Start of PROVIDED RECORDS
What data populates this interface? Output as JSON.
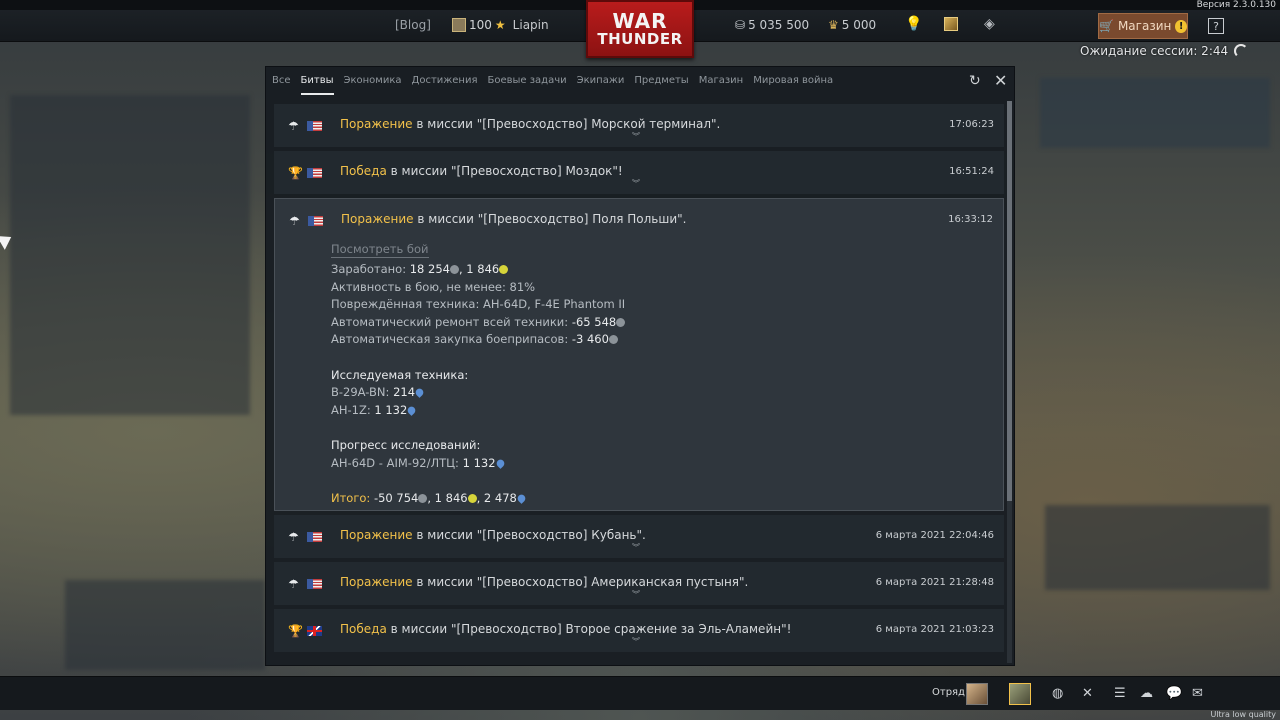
{
  "window": {
    "version": "Версия 2.3.0.130",
    "quality": "Ultra low quality",
    "session": "Ожидание сессии: 2:44"
  },
  "topbar": {
    "blog": "[Blog]",
    "rank": "100",
    "player": "Liapin",
    "silver": "5 035 500",
    "gold": "5 000",
    "shop_label": "Магазин",
    "help": "?"
  },
  "logo": {
    "line1": "WAR",
    "line2": "THUNDER"
  },
  "tabs": [
    {
      "label": "Все"
    },
    {
      "label": "Битвы",
      "active": true
    },
    {
      "label": "Экономика"
    },
    {
      "label": "Достижения"
    },
    {
      "label": "Боевые задачи"
    },
    {
      "label": "Экипажи"
    },
    {
      "label": "Предметы"
    },
    {
      "label": "Магазин"
    },
    {
      "label": "Мировая война"
    }
  ],
  "battles": [
    {
      "result": "Поражение",
      "text": " в миссии \"[Превосходство] Морской терминал\".",
      "time": "17:06:23",
      "flag": "us",
      "icon": "parachute-icon"
    },
    {
      "result": "Победа",
      "text": " в миссии \"[Превосходство] Моздок\"!",
      "time": "16:51:24",
      "flag": "us",
      "icon": "trophy-icon"
    },
    {
      "result": "Поражение",
      "text": " в миссии \"[Превосходство] Поля Польши\".",
      "time": "16:33:12",
      "flag": "us",
      "icon": "parachute-icon",
      "expanded": true
    },
    {
      "result": "Поражение",
      "text": " в миссии \"[Превосходство] Кубань\".",
      "time": "6 марта 2021 22:04:46",
      "flag": "us",
      "icon": "parachute-icon"
    },
    {
      "result": "Поражение",
      "text": " в миссии \"[Превосходство] Американская пустыня\".",
      "time": "6 марта 2021 21:28:48",
      "flag": "us",
      "icon": "parachute-icon"
    },
    {
      "result": "Победа",
      "text": " в миссии \"[Превосходство] Второе сражение за Эль-Аламейн\"!",
      "time": "6 марта 2021 21:03:23",
      "flag": "uk",
      "icon": "trophy-icon"
    }
  ],
  "details": {
    "view_battle": "Посмотреть бой",
    "earned_label": "Заработано: ",
    "earned_silver": "18 254",
    "earned_rp": "1 846",
    "activity": "Активность в бою, не менее: 81%",
    "damaged": "Повреждённая техника: AH-64D, F-4E Phantom II",
    "repair_label": "Автоматический ремонт всей техники: ",
    "repair_value": "-65 548",
    "ammo_label": "Автоматическая закупка боеприпасов: ",
    "ammo_value": "-3 460",
    "research_title": "Исследуемая техника:",
    "research1_label": "B-29A-BN: ",
    "research1_value": "214",
    "research2_label": "AH-1Z: ",
    "research2_value": "1 132",
    "progress_title": "Прогресс исследований:",
    "progress1_label": "AH-64D - AIM-92/ЛТЦ: ",
    "progress1_value": "1 132",
    "total_label": "Итого: ",
    "total_silver": "-50 754",
    "total_rp": "1 846",
    "total_crp": "2 478"
  },
  "bottombar": {
    "squad_label": "Отряд:"
  },
  "colors": {
    "result": "#f2c14a",
    "panel": "#181d22",
    "shop": "#7a4a2e"
  }
}
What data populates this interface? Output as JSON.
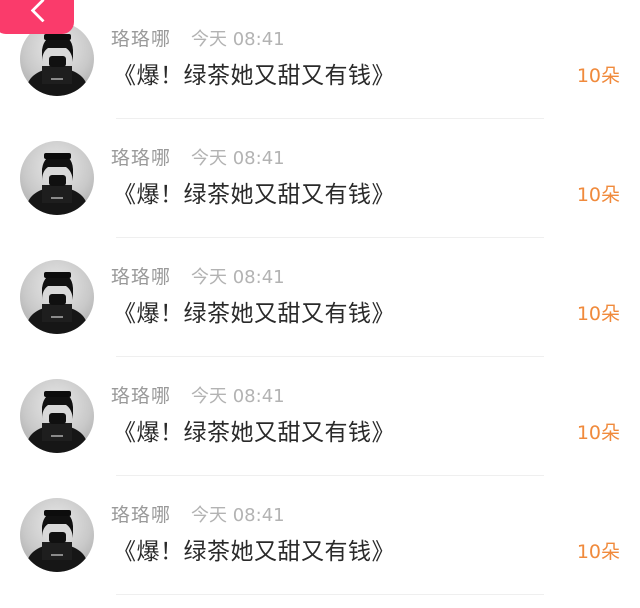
{
  "corner_button": {
    "icon": "chevron-left-icon",
    "color": "#fa3b6b"
  },
  "comments": [
    {
      "name": "珞珞哪",
      "time": "今天 08:41",
      "title": "《爆！绿茶她又甜又有钱》",
      "gift": "10朵"
    },
    {
      "name": "珞珞哪",
      "time": "今天 08:41",
      "title": "《爆！绿茶她又甜又有钱》",
      "gift": "10朵"
    },
    {
      "name": "珞珞哪",
      "time": "今天 08:41",
      "title": "《爆！绿茶她又甜又有钱》",
      "gift": "10朵"
    },
    {
      "name": "珞珞哪",
      "time": "今天 08:41",
      "title": "《爆！绿茶她又甜又有钱》",
      "gift": "10朵"
    },
    {
      "name": "珞珞哪",
      "time": "今天 08:41",
      "title": "《爆！绿茶她又甜又有钱》",
      "gift": "10朵"
    }
  ],
  "colors": {
    "accent": "#fa3b6b",
    "gift": "#f08a3c",
    "name": "#9a9a9a",
    "time": "#b3b3b3",
    "title": "#2a2a2a"
  }
}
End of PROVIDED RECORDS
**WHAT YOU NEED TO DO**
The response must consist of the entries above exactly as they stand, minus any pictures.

**EXERCISE RESULT**
What data populates this interface? Output as JSON.
{
  "window": {
    "version": "Версия 2.3.0.130",
    "quality": "Ultra low quality",
    "session": "Ожидание сессии: 2:44"
  },
  "topbar": {
    "blog": "[Blog]",
    "rank": "100",
    "player": "Liapin",
    "silver": "5 035 500",
    "gold": "5 000",
    "shop_label": "Магазин",
    "help": "?"
  },
  "logo": {
    "line1": "WAR",
    "line2": "THUNDER"
  },
  "tabs": [
    {
      "label": "Все"
    },
    {
      "label": "Битвы",
      "active": true
    },
    {
      "label": "Экономика"
    },
    {
      "label": "Достижения"
    },
    {
      "label": "Боевые задачи"
    },
    {
      "label": "Экипажи"
    },
    {
      "label": "Предметы"
    },
    {
      "label": "Магазин"
    },
    {
      "label": "Мировая война"
    }
  ],
  "battles": [
    {
      "result": "Поражение",
      "text": " в миссии \"[Превосходство] Морской терминал\".",
      "time": "17:06:23",
      "flag": "us",
      "icon": "parachute-icon"
    },
    {
      "result": "Победа",
      "text": " в миссии \"[Превосходство] Моздок\"!",
      "time": "16:51:24",
      "flag": "us",
      "icon": "trophy-icon"
    },
    {
      "result": "Поражение",
      "text": " в миссии \"[Превосходство] Поля Польши\".",
      "time": "16:33:12",
      "flag": "us",
      "icon": "parachute-icon",
      "expanded": true
    },
    {
      "result": "Поражение",
      "text": " в миссии \"[Превосходство] Кубань\".",
      "time": "6 марта 2021 22:04:46",
      "flag": "us",
      "icon": "parachute-icon"
    },
    {
      "result": "Поражение",
      "text": " в миссии \"[Превосходство] Американская пустыня\".",
      "time": "6 марта 2021 21:28:48",
      "flag": "us",
      "icon": "parachute-icon"
    },
    {
      "result": "Победа",
      "text": " в миссии \"[Превосходство] Второе сражение за Эль-Аламейн\"!",
      "time": "6 марта 2021 21:03:23",
      "flag": "uk",
      "icon": "trophy-icon"
    }
  ],
  "details": {
    "view_battle": "Посмотреть бой",
    "earned_label": "Заработано: ",
    "earned_silver": "18 254",
    "earned_rp": "1 846",
    "activity": "Активность в бою, не менее: 81%",
    "damaged": "Повреждённая техника: AH-64D, F-4E Phantom II",
    "repair_label": "Автоматический ремонт всей техники: ",
    "repair_value": "-65 548",
    "ammo_label": "Автоматическая закупка боеприпасов: ",
    "ammo_value": "-3 460",
    "research_title": "Исследуемая техника:",
    "research1_label": "B-29A-BN: ",
    "research1_value": "214",
    "research2_label": "AH-1Z: ",
    "research2_value": "1 132",
    "progress_title": "Прогресс исследований:",
    "progress1_label": "AH-64D - AIM-92/ЛТЦ: ",
    "progress1_value": "1 132",
    "total_label": "Итого: ",
    "total_silver": "-50 754",
    "total_rp": "1 846",
    "total_crp": "2 478"
  },
  "bottombar": {
    "squad_label": "Отряд:"
  },
  "colors": {
    "result": "#f2c14a",
    "panel": "#181d22",
    "shop": "#7a4a2e"
  }
}
What data populates this interface? Output as JSON.
{
  "corner_button": {
    "icon": "chevron-left-icon",
    "color": "#fa3b6b"
  },
  "comments": [
    {
      "name": "珞珞哪",
      "time": "今天 08:41",
      "title": "《爆！绿茶她又甜又有钱》",
      "gift": "10朵"
    },
    {
      "name": "珞珞哪",
      "time": "今天 08:41",
      "title": "《爆！绿茶她又甜又有钱》",
      "gift": "10朵"
    },
    {
      "name": "珞珞哪",
      "time": "今天 08:41",
      "title": "《爆！绿茶她又甜又有钱》",
      "gift": "10朵"
    },
    {
      "name": "珞珞哪",
      "time": "今天 08:41",
      "title": "《爆！绿茶她又甜又有钱》",
      "gift": "10朵"
    },
    {
      "name": "珞珞哪",
      "time": "今天 08:41",
      "title": "《爆！绿茶她又甜又有钱》",
      "gift": "10朵"
    }
  ],
  "colors": {
    "accent": "#fa3b6b",
    "gift": "#f08a3c",
    "name": "#9a9a9a",
    "time": "#b3b3b3",
    "title": "#2a2a2a"
  }
}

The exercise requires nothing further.